App and web page records
+++

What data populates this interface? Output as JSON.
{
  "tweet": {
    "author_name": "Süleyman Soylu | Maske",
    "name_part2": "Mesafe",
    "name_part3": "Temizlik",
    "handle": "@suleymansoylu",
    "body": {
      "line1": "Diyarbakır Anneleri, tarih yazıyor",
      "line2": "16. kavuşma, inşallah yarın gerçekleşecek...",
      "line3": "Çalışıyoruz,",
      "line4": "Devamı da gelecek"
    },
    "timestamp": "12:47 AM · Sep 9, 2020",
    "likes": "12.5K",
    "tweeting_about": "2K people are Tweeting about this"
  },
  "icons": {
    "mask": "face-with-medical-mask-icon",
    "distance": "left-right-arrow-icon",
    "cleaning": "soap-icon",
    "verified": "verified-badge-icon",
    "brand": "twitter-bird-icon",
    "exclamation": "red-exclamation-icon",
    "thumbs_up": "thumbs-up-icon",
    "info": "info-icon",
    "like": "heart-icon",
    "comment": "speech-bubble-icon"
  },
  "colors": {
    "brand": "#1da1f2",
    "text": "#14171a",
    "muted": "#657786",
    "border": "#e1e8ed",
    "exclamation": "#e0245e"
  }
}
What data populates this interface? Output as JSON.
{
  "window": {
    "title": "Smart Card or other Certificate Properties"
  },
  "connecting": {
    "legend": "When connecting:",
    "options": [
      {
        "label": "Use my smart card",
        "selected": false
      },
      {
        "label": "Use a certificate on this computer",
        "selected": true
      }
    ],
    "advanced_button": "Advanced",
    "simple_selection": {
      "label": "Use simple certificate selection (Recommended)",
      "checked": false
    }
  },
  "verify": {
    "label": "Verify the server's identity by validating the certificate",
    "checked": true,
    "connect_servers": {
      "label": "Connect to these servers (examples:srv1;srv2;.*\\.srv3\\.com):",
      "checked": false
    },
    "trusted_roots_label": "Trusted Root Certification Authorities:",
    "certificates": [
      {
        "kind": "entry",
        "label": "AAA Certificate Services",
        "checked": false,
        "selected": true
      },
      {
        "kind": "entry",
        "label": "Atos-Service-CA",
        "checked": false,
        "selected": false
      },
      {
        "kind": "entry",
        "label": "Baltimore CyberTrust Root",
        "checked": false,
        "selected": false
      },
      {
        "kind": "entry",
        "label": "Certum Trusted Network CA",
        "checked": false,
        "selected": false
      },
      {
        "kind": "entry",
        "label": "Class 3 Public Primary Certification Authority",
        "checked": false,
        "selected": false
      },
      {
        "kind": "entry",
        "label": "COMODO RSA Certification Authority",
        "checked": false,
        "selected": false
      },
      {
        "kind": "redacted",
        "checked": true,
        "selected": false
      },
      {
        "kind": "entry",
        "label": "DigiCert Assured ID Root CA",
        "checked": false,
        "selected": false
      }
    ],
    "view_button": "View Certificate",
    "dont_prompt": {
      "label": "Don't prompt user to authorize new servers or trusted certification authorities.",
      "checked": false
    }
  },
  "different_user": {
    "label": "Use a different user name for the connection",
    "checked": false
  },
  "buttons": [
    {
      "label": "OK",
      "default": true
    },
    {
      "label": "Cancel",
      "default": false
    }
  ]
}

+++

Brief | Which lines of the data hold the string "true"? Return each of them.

Exercise solution |
        "selected": true
    "checked": true,
        "selected": true
        "checked": true,
      "default": true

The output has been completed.